As I watch the sunflowers in my backyard move gently in the breeze, I remember spending time with my mother just a few months ago, planting seeds in trays. We filled the trays with potting mix, placed seeds in tiny holes by making slight indentations with the thumb and then the trays were watered ever so gently. Even as my mother watered the seed trays every day, all we saw was damp potting mix. The color of dark brown, the potting mix hugged the contours of the seed tray and stayed entrenched, with not a sign of green. And then, suddenly, the dark brown soil was broken up with dots of green that made a pretty pattern.

Still, seemingly nothing changed for a couple of weeks. The watering continued, the trays were placed on the deck during the day and pulled into the shadows in the scorching heat. And then it started to change and when it changed, the change came quickly.

I had planted sunflower seeds of different varieties. There were the “knee high” yellow sunflowers, a variety dubbed Cinnamon Sun for its bright red hue, and then there was the “Birds and Bees” variety. The seed trays were suddenly filled with seedlings of various heights and we had to transplant them quickly. I worked the soil making it pliant and ready for the tiny seedlings and pushed them into little holes in the ground.  I, then left for a few weeks of vacation. Upon our return, as we pulled into the driveway, I opened the car door hastily and rushed through the garden gate into the backyard.

And, there they were—the Cinnamon Sun sunflowers true to their name, with red sunflowers on stalks that were six feet tall. I stood next to the plants gazing up at them. I was awed that life could have existed in those tiny seeds. Life, as we learn time and again, sprouts with vitality and vigor in ways that are exciting and hopeful.

As I write my first editorial, that’s how I feel—excited and hopeful about a new beginning.

Within these pages, I hope that you will find articles that plant seeds of thought in your minds. For this first issue, I have worked with many writers who bring a diversity of ideas and thoughts to the readers of India Currents.

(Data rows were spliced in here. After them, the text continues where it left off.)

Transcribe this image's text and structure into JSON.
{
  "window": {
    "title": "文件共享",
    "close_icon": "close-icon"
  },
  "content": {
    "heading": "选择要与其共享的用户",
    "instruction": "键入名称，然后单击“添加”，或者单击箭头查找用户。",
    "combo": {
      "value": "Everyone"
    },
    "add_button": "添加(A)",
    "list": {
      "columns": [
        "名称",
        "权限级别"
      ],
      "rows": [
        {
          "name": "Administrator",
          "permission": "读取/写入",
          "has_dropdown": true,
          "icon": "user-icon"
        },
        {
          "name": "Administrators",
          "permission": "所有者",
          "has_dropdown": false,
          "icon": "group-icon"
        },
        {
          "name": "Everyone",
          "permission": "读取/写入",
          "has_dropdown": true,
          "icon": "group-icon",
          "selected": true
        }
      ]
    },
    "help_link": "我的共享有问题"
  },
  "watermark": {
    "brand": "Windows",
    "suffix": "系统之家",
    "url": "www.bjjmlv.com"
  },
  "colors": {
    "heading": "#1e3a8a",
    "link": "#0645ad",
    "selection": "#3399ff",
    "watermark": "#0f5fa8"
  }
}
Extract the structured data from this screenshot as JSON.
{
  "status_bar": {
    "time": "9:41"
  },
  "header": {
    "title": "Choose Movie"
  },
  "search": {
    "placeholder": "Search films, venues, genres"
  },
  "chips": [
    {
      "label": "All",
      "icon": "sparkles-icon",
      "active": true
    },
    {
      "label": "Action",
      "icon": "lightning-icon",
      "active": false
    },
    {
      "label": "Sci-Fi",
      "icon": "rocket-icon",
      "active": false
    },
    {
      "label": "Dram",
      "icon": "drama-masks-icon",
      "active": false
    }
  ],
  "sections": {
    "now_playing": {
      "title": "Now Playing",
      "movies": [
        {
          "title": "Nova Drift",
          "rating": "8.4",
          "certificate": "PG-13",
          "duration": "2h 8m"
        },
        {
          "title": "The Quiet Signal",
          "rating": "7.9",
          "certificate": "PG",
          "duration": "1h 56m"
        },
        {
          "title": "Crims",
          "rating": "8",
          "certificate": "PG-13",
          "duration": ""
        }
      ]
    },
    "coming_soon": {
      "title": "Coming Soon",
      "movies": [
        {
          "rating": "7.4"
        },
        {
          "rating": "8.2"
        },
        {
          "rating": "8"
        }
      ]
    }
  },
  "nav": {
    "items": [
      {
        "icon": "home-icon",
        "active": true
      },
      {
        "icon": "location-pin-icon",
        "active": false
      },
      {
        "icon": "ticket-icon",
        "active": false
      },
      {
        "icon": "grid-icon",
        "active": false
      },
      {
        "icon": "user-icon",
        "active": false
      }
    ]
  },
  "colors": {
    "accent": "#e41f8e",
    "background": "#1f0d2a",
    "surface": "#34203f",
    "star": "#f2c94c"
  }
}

Our cover story written by Gayatri Subramaniam features desis who have made unconventional choices to follow their passions. An Olympic swimmer, Shikha Tandon, writes about the challenges of pursuing sport at the highest levels in India. “What is Organic Anyway?” an article written by P. Mahadevan, offers practical information that you can use.

Anirvan Chatterjee writes about perceptions and misperceptions in his commentary on flying in America today.

Our columnist Kalpana Mohan reveals that the word “thug” has origins in India. Who would have thought of that? Sarita Sarvate shares a personal story, while Jagruti Vedamati shares recipes for festival dishes from Odisha.

Also check out the profile of Nilita Vachani, a storyteller and documentary filmmaker, who followed the trial of Raj Rajarathnam, the billionaire hedge fund investor, and his informant Anil Kumar in the insider trading scandal all the way to a tiny village in Bengal to find the maidservant Manju Das who had been wronged. A short film on her story has just been released—use the digital link with the article to see this. Our book review of Incarnations by Raj Oza has links to podcasts recorded by the author Sunil Khilnani, produced by BBC Radio. These digital extras add depth to our artticles and you can check them out on our website.

As you read our magazine, an idea we planted could take shape in your mind making you look at the world anew, in ways similar to how I felt standing next to that giant sunflower.

Hello and welcome to this exciting and hopeful time—ideas are being born—life is good!

…You Are Our Business Model!

More people are reading India Currents than ever but advertising revenues across the media are falling fast. And unlike many news organizations, we haven’t put up a paywall – we want to keep our journalism as open as we can.

So you can see why we need to ask for your help. Our independent, community journalism takes a lot of time, money and hard work to produce. But we do it because we believe our perspective matters – because it might well be your perspective, too.

If everyone who reads our reporting, who likes it, helps fund it, our future would be much more secure. For as little as $5, you can support us – and it takes just a moment to give via PayPal or credit card.

Share this:
Share this: